Reward what you want repeated. Behavior that is rewarded gets repeated. Managers should ask themselves the following questions: “What type of behavior do I reward at my practice?” “What actions should get rewarded?” “Have I ever polled my staff members to find out what their ‘carrot' would be?” Monetary rewards, time off, complimentary treatments, the option to do more of the work they enjoy, prizes for achieving specific goals, the opportunity for more training—these are all possibilities. Whatever the answer, managers should be listening so they are able to match the reward to the desired behavior.
Schedule follow-up sessions. All employees should always have a series of follow-up sessions scheduled with their manager. The timeframe may vary by employee; however, it is important to note that staff members who meet regularly with managers to discuss performance and execution of goals are likely to become more in tune with delivering on practice expectations. During follow-up, managers should discuss the areas in which the staff member has been meeting/exceeding expectations and identify areas that require some attention. Putting together an action plan (with a timeline) for areas of opportunity is wise. Some managers call this an Individual Development Plan.

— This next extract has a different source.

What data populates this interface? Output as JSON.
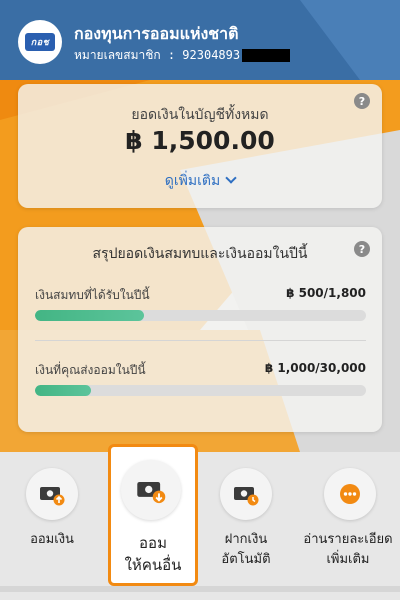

To be a successful practice, staff accountability is a must. Holding staff accountable isn't fun or easy, but it is necessary to get the behavior needed to move the practice forward. Failure to hold employees accountable will put employees in the position of figuring out what to do on their own. Instead, tell them what is expected, show them what is expected, tell them how they will benefit, and then reward them for doing a good job. Like it or not, it is the manager's responsibility to set the staff up for success.